WHAT YOU WILL DO
Every line in the data below that has the word "object" should be returned.

*** Opening MATERIAL PROVIDED ***

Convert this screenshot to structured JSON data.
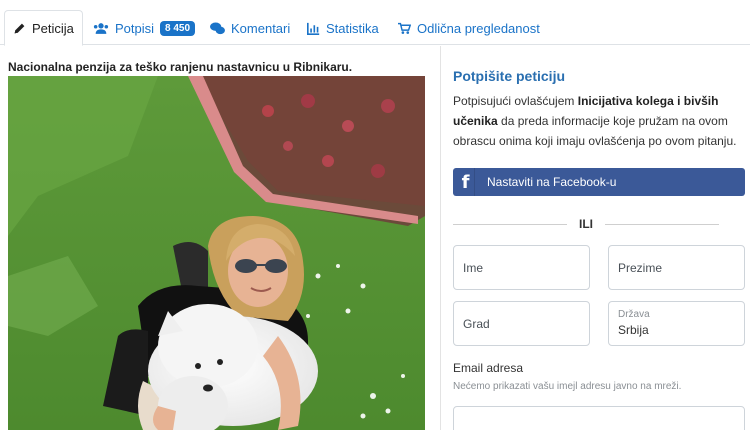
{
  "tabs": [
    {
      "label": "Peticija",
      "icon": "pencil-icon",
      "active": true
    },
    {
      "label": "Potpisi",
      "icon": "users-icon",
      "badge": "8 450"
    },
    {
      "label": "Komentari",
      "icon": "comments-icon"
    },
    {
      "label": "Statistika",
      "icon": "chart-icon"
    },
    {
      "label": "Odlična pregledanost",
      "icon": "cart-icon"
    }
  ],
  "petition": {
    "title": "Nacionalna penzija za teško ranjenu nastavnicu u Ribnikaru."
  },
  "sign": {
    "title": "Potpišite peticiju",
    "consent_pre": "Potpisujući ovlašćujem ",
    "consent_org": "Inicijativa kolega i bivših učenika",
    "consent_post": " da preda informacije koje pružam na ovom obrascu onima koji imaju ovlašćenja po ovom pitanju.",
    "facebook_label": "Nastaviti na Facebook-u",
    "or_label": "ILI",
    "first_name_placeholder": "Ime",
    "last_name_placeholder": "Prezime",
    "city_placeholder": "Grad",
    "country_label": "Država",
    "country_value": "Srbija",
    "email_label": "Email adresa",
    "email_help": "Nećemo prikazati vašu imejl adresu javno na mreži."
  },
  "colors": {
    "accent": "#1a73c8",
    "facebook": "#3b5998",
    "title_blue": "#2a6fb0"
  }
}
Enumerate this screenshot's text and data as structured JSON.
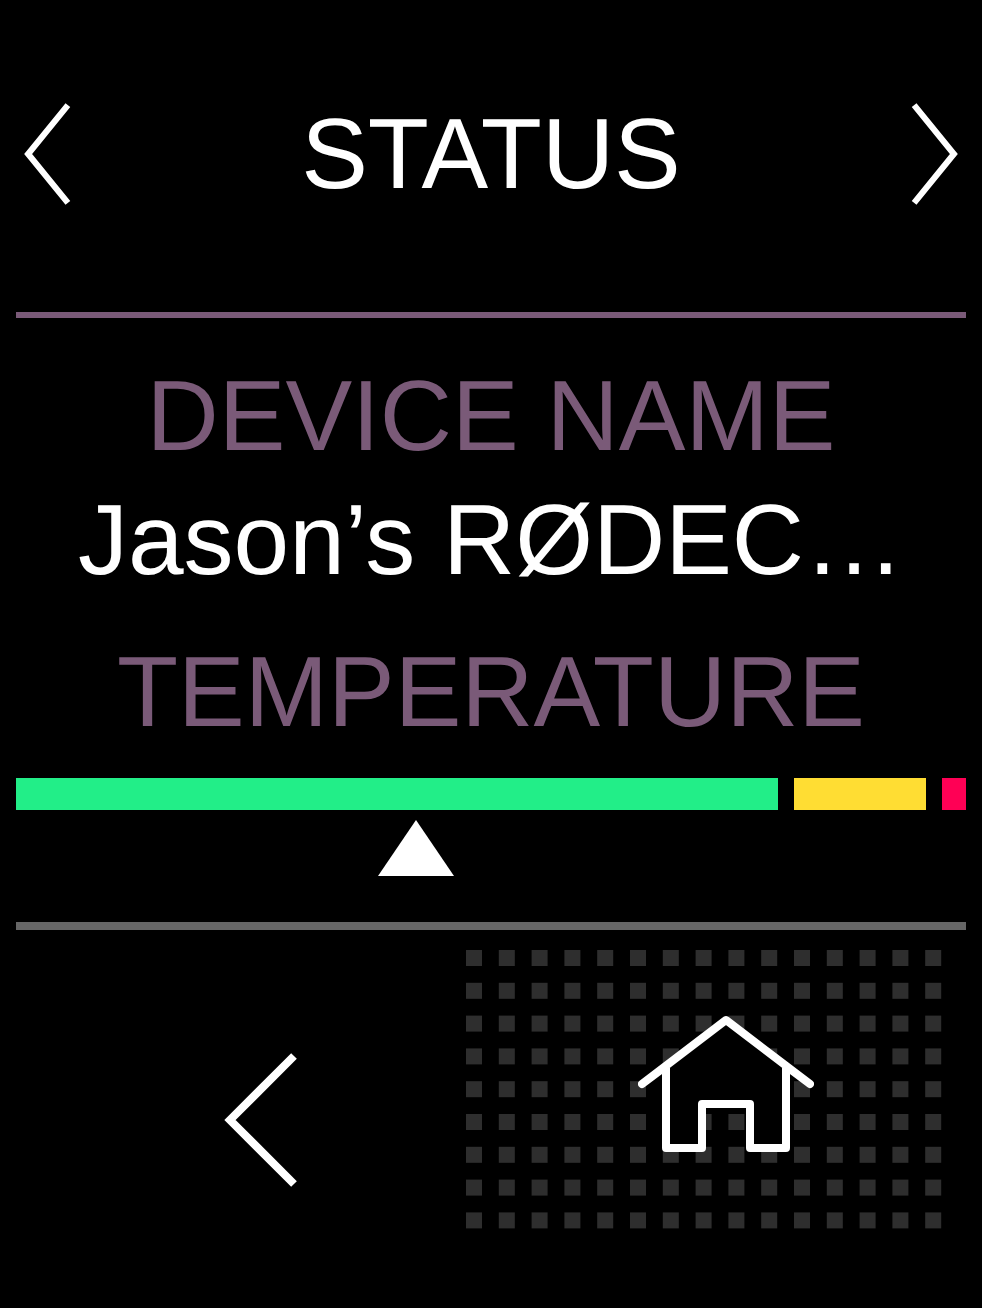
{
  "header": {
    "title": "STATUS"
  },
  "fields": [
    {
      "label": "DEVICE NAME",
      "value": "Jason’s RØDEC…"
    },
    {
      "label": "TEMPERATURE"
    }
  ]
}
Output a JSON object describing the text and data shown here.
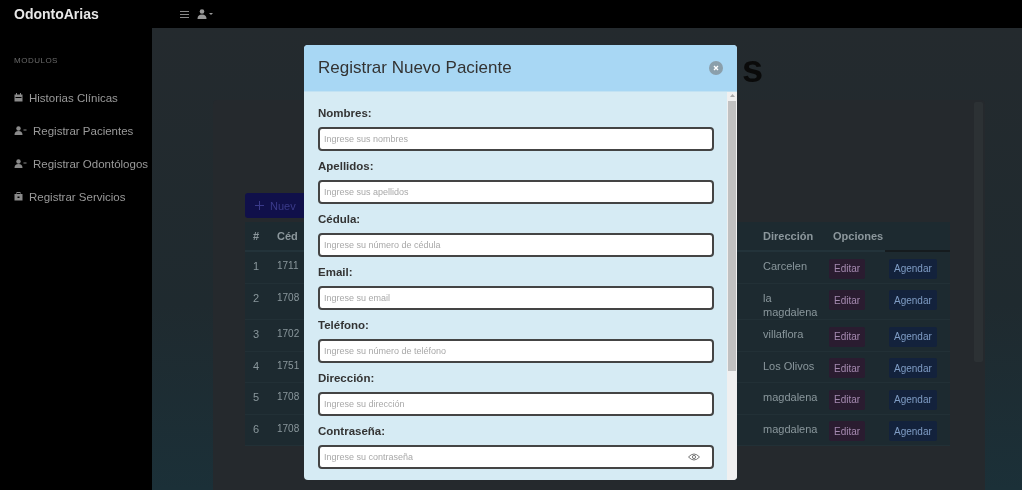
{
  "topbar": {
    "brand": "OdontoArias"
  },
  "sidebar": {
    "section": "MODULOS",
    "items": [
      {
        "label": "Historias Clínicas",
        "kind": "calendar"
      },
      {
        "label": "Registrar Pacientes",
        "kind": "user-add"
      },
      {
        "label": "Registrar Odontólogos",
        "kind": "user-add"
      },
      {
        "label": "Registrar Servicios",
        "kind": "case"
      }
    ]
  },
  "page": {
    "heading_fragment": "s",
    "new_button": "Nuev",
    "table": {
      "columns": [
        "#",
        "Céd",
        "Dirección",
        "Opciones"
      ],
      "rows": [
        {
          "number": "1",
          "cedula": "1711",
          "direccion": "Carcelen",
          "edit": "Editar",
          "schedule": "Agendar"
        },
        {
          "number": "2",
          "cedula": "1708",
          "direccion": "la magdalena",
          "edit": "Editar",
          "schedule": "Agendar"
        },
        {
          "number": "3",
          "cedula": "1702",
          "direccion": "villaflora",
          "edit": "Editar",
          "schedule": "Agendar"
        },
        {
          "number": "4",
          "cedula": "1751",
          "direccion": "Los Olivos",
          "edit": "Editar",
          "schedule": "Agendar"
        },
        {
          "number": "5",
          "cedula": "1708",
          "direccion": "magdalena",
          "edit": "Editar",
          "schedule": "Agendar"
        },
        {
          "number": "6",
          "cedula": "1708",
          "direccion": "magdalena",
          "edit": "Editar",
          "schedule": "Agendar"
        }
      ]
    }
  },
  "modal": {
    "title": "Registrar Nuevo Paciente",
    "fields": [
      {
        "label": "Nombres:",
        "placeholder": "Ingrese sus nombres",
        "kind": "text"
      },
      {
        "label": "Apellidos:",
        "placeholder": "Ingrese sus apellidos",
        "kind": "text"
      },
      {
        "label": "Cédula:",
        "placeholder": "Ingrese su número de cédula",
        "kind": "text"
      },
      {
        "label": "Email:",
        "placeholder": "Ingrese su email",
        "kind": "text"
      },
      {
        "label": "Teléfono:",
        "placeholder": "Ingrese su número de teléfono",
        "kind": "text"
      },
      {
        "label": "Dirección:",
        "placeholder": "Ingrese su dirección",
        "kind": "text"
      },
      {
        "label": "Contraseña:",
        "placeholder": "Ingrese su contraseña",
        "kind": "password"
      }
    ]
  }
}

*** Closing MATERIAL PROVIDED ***
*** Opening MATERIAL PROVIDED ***

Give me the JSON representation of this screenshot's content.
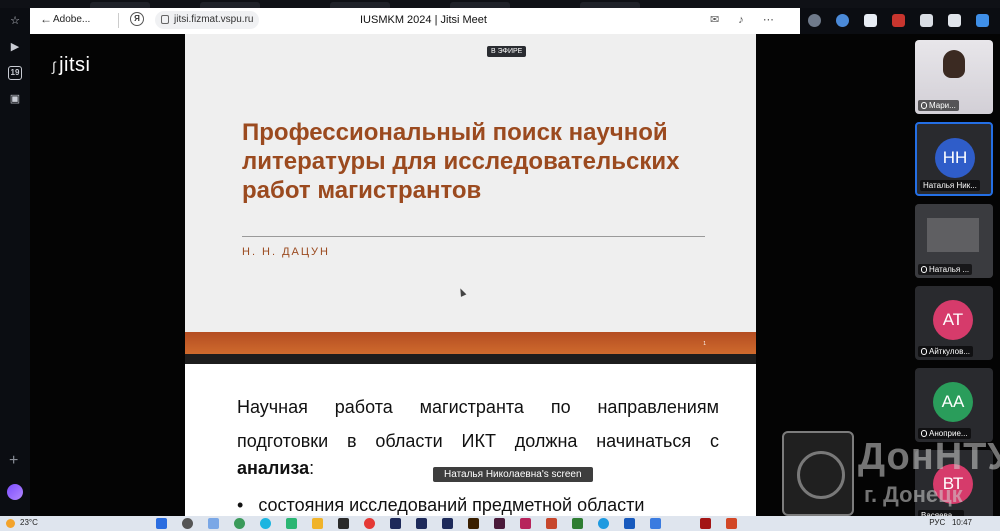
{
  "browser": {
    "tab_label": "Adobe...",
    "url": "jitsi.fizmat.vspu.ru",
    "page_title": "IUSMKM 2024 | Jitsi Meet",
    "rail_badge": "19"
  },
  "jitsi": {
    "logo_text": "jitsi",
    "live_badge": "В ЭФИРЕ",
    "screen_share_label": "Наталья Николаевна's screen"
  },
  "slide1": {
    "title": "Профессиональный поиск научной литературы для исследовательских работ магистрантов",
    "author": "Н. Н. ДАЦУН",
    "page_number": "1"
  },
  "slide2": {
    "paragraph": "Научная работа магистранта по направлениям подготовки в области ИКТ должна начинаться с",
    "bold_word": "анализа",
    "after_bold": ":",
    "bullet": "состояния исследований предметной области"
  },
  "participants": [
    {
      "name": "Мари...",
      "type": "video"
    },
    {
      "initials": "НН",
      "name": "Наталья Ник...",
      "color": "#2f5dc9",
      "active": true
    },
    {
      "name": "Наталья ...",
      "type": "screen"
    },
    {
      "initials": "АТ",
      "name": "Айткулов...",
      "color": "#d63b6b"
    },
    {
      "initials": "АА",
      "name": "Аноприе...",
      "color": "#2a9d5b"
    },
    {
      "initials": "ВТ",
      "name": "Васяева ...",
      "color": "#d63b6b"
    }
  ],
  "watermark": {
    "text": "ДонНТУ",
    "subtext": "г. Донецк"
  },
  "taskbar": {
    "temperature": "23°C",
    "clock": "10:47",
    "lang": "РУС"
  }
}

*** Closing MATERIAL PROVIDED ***
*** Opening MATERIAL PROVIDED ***

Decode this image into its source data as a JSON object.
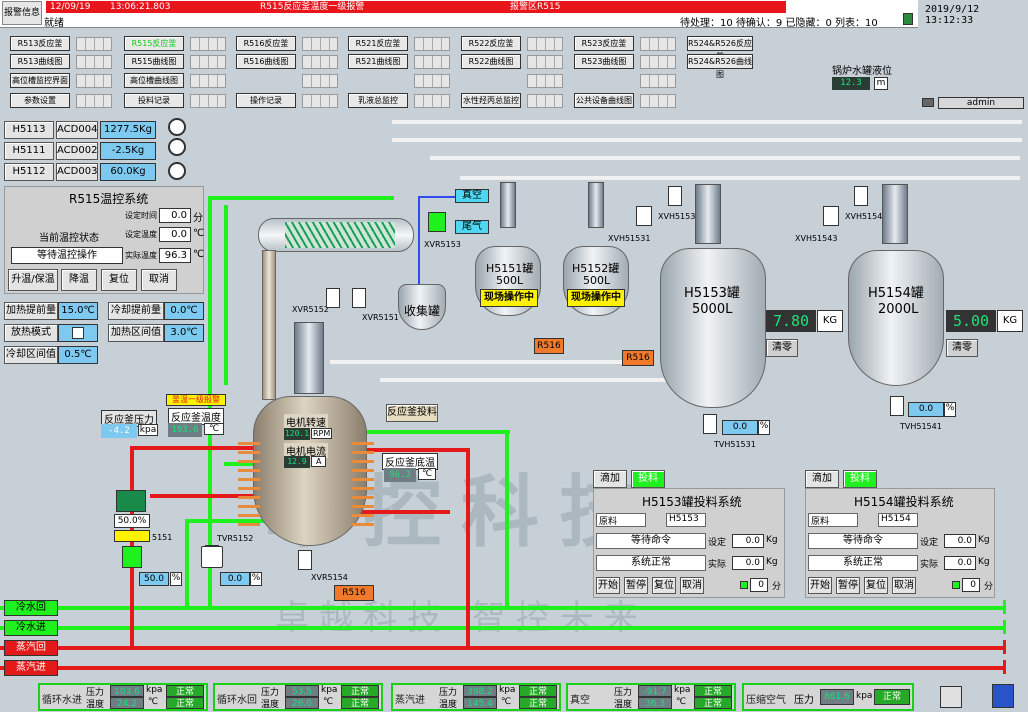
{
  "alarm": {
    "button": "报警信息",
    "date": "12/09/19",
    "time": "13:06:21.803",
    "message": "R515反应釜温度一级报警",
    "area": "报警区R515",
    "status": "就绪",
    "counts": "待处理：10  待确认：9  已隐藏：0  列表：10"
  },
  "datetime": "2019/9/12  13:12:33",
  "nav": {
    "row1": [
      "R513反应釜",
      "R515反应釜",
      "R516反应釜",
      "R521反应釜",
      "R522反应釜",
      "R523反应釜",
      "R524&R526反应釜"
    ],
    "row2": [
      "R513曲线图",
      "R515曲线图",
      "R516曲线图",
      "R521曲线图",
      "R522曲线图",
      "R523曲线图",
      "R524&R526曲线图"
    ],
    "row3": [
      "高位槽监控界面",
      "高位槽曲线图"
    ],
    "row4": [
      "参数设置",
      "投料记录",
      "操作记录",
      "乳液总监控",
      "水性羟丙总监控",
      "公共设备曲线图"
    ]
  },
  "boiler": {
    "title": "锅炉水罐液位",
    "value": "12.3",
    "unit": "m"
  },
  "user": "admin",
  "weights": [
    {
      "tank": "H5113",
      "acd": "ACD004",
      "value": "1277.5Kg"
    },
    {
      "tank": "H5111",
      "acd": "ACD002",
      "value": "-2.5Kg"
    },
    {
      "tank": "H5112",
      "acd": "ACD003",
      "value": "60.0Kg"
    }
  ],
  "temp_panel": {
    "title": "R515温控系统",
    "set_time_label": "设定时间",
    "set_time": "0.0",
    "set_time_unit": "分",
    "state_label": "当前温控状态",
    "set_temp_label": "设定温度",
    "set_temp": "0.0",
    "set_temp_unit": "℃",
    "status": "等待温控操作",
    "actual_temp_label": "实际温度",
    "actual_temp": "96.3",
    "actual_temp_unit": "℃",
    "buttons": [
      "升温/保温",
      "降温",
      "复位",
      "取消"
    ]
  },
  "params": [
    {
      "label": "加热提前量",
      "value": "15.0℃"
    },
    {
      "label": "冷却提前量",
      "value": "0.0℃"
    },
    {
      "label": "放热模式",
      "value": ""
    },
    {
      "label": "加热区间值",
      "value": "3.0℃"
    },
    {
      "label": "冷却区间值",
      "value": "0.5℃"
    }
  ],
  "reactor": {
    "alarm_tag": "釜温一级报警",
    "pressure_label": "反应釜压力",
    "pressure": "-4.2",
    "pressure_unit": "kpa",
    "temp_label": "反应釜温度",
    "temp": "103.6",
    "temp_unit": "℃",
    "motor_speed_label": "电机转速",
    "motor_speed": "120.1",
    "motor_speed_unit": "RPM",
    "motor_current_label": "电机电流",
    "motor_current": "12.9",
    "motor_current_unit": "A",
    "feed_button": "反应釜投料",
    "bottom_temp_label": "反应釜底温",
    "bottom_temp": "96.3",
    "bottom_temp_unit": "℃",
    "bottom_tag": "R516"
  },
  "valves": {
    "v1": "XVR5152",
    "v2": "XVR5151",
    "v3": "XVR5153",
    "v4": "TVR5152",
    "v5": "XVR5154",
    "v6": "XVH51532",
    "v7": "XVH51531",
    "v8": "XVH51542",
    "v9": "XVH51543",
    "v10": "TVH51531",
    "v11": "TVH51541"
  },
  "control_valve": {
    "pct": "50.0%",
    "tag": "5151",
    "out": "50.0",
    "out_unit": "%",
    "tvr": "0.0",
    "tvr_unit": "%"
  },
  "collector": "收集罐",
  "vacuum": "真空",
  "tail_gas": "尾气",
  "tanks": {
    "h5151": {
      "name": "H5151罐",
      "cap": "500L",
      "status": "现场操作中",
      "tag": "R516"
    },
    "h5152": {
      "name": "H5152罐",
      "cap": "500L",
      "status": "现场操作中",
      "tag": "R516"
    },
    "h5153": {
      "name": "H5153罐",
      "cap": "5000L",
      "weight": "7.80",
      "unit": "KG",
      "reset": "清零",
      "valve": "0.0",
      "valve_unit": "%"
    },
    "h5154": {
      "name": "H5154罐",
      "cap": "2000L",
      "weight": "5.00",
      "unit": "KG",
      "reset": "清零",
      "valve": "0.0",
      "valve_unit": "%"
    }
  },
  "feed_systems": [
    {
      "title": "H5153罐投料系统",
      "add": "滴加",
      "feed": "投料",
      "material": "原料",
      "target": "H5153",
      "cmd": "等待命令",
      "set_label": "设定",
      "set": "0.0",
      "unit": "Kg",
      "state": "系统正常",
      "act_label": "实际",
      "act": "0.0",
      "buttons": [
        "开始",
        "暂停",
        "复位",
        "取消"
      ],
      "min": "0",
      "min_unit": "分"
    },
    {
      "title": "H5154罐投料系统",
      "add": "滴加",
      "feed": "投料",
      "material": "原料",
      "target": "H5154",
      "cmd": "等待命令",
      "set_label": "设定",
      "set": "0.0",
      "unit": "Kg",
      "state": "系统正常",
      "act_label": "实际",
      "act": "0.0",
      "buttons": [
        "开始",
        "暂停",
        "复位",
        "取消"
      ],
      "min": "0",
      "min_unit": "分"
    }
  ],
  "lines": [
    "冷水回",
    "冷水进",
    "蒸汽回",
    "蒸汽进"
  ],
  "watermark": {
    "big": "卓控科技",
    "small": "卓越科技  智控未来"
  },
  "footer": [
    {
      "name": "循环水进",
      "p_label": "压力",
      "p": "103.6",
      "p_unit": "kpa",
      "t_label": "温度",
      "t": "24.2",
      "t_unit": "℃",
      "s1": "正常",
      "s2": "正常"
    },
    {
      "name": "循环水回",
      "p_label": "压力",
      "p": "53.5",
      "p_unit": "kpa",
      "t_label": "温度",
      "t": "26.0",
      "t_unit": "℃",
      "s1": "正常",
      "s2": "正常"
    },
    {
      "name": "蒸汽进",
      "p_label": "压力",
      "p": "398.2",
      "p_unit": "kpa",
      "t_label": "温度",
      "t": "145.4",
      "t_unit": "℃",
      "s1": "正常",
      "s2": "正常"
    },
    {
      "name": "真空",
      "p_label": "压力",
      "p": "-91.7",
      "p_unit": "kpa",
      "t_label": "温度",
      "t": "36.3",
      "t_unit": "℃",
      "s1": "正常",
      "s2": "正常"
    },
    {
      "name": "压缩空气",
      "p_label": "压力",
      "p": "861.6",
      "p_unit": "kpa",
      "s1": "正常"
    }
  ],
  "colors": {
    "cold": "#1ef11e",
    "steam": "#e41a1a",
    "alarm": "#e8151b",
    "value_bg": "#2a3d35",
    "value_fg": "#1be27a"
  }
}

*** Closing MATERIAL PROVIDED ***

OUTPUT
Output a JSON object describing the text and data shown here.
Decode this image into its source data as a JSON object.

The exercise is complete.